- TASK STATEMENT -
Could you copy every record below exactly as it stands?

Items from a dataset
'''

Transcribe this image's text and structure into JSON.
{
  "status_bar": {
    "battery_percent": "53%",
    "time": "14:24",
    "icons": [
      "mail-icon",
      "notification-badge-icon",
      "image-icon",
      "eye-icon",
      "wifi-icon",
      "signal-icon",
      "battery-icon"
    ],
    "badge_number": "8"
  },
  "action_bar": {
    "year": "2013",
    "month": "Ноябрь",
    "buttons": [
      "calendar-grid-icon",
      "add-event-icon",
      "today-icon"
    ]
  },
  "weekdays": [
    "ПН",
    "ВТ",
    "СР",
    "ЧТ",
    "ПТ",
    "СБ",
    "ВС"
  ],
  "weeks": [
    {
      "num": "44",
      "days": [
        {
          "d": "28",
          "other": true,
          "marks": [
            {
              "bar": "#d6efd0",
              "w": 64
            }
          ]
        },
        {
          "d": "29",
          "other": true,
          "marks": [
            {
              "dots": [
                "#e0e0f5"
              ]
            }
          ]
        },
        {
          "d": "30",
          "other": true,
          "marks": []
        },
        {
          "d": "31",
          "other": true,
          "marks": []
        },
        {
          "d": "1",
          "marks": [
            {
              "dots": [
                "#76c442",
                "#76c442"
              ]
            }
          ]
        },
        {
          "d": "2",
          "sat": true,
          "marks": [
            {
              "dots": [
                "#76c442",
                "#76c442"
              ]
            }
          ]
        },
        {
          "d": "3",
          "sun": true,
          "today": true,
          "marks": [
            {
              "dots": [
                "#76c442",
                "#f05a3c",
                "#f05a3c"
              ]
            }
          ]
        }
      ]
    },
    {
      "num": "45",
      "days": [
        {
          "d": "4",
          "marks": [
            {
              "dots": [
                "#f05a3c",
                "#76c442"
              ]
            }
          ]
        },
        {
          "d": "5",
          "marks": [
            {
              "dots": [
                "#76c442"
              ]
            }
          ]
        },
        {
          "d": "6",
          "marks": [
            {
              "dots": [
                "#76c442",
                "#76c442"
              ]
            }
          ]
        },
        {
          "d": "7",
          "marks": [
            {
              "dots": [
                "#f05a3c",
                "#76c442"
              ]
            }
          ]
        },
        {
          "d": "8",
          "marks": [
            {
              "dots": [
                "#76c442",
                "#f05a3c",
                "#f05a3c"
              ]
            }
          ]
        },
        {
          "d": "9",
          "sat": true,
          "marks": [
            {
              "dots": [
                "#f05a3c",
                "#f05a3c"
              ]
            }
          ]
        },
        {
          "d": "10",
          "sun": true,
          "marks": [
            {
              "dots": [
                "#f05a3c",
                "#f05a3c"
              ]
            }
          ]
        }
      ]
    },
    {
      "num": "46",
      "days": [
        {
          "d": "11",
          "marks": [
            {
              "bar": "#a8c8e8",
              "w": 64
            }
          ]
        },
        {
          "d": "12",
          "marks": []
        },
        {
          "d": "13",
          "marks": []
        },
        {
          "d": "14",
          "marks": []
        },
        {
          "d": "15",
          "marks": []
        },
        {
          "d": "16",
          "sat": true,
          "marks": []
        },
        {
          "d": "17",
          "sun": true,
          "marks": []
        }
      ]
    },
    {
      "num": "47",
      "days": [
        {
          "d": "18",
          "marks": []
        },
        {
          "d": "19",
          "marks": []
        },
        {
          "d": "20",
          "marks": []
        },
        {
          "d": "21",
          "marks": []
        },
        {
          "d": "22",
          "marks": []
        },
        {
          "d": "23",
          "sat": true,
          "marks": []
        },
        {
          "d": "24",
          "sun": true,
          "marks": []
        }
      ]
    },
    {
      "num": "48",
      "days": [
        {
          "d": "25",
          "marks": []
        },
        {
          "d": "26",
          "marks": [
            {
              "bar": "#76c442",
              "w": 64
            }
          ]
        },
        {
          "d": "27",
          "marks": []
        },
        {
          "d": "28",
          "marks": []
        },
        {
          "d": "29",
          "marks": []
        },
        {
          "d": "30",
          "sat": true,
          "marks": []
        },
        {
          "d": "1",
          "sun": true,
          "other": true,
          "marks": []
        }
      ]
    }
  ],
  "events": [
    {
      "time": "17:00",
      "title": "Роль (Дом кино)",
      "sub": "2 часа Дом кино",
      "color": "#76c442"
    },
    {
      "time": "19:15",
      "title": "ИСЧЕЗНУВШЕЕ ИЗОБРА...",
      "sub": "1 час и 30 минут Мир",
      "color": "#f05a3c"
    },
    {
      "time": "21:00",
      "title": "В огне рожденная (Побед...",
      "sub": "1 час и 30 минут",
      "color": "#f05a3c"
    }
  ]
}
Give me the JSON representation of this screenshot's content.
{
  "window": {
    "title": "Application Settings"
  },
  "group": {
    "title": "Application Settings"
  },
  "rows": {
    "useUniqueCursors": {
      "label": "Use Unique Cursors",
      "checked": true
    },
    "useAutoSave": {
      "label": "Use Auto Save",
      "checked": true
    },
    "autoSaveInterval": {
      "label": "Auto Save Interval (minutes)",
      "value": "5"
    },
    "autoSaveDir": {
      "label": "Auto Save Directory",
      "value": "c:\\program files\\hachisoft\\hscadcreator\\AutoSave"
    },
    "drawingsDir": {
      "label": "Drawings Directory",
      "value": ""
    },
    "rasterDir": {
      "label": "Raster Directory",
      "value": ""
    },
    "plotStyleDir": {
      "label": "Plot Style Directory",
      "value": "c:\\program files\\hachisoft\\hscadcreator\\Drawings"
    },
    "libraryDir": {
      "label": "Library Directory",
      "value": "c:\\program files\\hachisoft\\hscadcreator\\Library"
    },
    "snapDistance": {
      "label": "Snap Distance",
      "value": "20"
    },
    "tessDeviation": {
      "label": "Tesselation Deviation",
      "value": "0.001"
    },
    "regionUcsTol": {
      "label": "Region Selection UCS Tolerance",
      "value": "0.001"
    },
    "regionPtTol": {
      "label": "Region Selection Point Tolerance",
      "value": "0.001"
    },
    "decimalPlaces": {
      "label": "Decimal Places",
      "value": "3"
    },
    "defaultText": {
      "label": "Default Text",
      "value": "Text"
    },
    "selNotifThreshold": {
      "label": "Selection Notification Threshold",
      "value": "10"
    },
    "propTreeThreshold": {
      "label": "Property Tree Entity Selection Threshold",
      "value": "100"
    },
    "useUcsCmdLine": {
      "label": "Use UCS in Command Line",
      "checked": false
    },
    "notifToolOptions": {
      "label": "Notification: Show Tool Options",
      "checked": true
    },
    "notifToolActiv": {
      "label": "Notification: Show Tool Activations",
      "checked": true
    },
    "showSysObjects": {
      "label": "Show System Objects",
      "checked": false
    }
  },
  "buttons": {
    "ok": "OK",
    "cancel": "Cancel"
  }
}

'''

- TASK RESULT -
Transcribe this image's text and structure into JSON.
{
  "status_bar": {
    "battery_percent": "53%",
    "time": "14:24",
    "icons": [
      "mail-icon",
      "notification-badge-icon",
      "image-icon",
      "eye-icon",
      "wifi-icon",
      "signal-icon",
      "battery-icon"
    ],
    "badge_number": "8"
  },
  "action_bar": {
    "year": "2013",
    "month": "Ноябрь",
    "buttons": [
      "calendar-grid-icon",
      "add-event-icon",
      "today-icon"
    ]
  },
  "weekdays": [
    "ПН",
    "ВТ",
    "СР",
    "ЧТ",
    "ПТ",
    "СБ",
    "ВС"
  ],
  "weeks": [
    {
      "num": "44",
      "days": [
        {
          "d": "28",
          "other": true,
          "marks": [
            {
              "bar": "#d6efd0",
              "w": 64
            }
          ]
        },
        {
          "d": "29",
          "other": true,
          "marks": [
            {
              "dots": [
                "#e0e0f5"
              ]
            }
          ]
        },
        {
          "d": "30",
          "other": true,
          "marks": []
        },
        {
          "d": "31",
          "other": true,
          "marks": []
        },
        {
          "d": "1",
          "marks": [
            {
              "dots": [
                "#76c442",
                "#76c442"
              ]
            }
          ]
        },
        {
          "d": "2",
          "sat": true,
          "marks": [
            {
              "dots": [
                "#76c442",
                "#76c442"
              ]
            }
          ]
        },
        {
          "d": "3",
          "sun": true,
          "today": true,
          "marks": [
            {
              "dots": [
                "#76c442",
                "#f05a3c",
                "#f05a3c"
              ]
            }
          ]
        }
      ]
    },
    {
      "num": "45",
      "days": [
        {
          "d": "4",
          "marks": [
            {
              "dots": [
                "#f05a3c",
                "#76c442"
              ]
            }
          ]
        },
        {
          "d": "5",
          "marks": [
            {
              "dots": [
                "#76c442"
              ]
            }
          ]
        },
        {
          "d": "6",
          "marks": [
            {
              "dots": [
                "#76c442",
                "#76c442"
              ]
            }
          ]
        },
        {
          "d": "7",
          "marks": [
            {
              "dots": [
                "#f05a3c",
                "#76c442"
              ]
            }
          ]
        },
        {
          "d": "8",
          "marks": [
            {
              "dots": [
                "#76c442",
                "#f05a3c",
                "#f05a3c"
              ]
            }
          ]
        },
        {
          "d": "9",
          "sat": true,
          "marks": [
            {
              "dots": [
                "#f05a3c",
                "#f05a3c"
              ]
            }
          ]
        },
        {
          "d": "10",
          "sun": true,
          "marks": [
            {
              "dots": [
                "#f05a3c",
                "#f05a3c"
              ]
            }
          ]
        }
      ]
    },
    {
      "num": "46",
      "days": [
        {
          "d": "11",
          "marks": [
            {
              "bar": "#a8c8e8",
              "w": 64
            }
          ]
        },
        {
          "d": "12",
          "marks": []
        },
        {
          "d": "13",
          "marks": []
        },
        {
          "d": "14",
          "marks": []
        },
        {
          "d": "15",
          "marks": []
        },
        {
          "d": "16",
          "sat": true,
          "marks": []
        },
        {
          "d": "17",
          "sun": true,
          "marks": []
        }
      ]
    },
    {
      "num": "47",
      "days": [
        {
          "d": "18",
          "marks": []
        },
        {
          "d": "19",
          "marks": []
        },
        {
          "d": "20",
          "marks": []
        },
        {
          "d": "21",
          "marks": []
        },
        {
          "d": "22",
          "marks": []
        },
        {
          "d": "23",
          "sat": true,
          "marks": []
        },
        {
          "d": "24",
          "sun": true,
          "marks": []
        }
      ]
    },
    {
      "num": "48",
      "days": [
        {
          "d": "25",
          "marks": []
        },
        {
          "d": "26",
          "marks": [
            {
              "bar": "#76c442",
              "w": 64
            }
          ]
        },
        {
          "d": "27",
          "marks": []
        },
        {
          "d": "28",
          "marks": []
        },
        {
          "d": "29",
          "marks": []
        },
        {
          "d": "30",
          "sat": true,
          "marks": []
        },
        {
          "d": "1",
          "sun": true,
          "other": true,
          "marks": []
        }
      ]
    }
  ],
  "events": [
    {
      "time": "17:00",
      "title": "Роль (Дом кино)",
      "sub": "2 часа Дом кино",
      "color": "#76c442"
    },
    {
      "time": "19:15",
      "title": "ИСЧЕЗНУВШЕЕ ИЗОБРА...",
      "sub": "1 час и 30 минут Мир",
      "color": "#f05a3c"
    },
    {
      "time": "21:00",
      "title": "В огне рожденная (Побед...",
      "sub": "1 час и 30 минут",
      "color": "#f05a3c"
    }
  ]
}
Give me the JSON representation of this screenshot's content.
{
  "window": {
    "title": "Application Settings"
  },
  "group": {
    "title": "Application Settings"
  },
  "rows": {
    "useUniqueCursors": {
      "label": "Use Unique Cursors",
      "checked": true
    },
    "useAutoSave": {
      "label": "Use Auto Save",
      "checked": true
    },
    "autoSaveInterval": {
      "label": "Auto Save Interval (minutes)",
      "value": "5"
    },
    "autoSaveDir": {
      "label": "Auto Save Directory",
      "value": "c:\\program files\\hachisoft\\hscadcreator\\AutoSave"
    },
    "drawingsDir": {
      "label": "Drawings Directory",
      "value": ""
    },
    "rasterDir": {
      "label": "Raster Directory",
      "value": ""
    },
    "plotStyleDir": {
      "label": "Plot Style Directory",
      "value": "c:\\program files\\hachisoft\\hscadcreator\\Drawings"
    },
    "libraryDir": {
      "label": "Library Directory",
      "value": "c:\\program files\\hachisoft\\hscadcreator\\Library"
    },
    "snapDistance": {
      "label": "Snap Distance",
      "value": "20"
    },
    "tessDeviation": {
      "label": "Tesselation Deviation",
      "value": "0.001"
    },
    "regionUcsTol": {
      "label": "Region Selection UCS Tolerance",
      "value": "0.001"
    },
    "regionPtTol": {
      "label": "Region Selection Point Tolerance",
      "value": "0.001"
    },
    "decimalPlaces": {
      "label": "Decimal Places",
      "value": "3"
    },
    "defaultText": {
      "label": "Default Text",
      "value": "Text"
    },
    "selNotifThreshold": {
      "label": "Selection Notification Threshold",
      "value": "10"
    },
    "propTreeThreshold": {
      "label": "Property Tree Entity Selection Threshold",
      "value": "100"
    },
    "useUcsCmdLine": {
      "label": "Use UCS in Command Line",
      "checked": false
    },
    "notifToolOptions": {
      "label": "Notification: Show Tool Options",
      "checked": true
    },
    "notifToolActiv": {
      "label": "Notification: Show Tool Activations",
      "checked": true
    },
    "showSysObjects": {
      "label": "Show System Objects",
      "checked": false
    }
  },
  "buttons": {
    "ok": "OK",
    "cancel": "Cancel"
  }
}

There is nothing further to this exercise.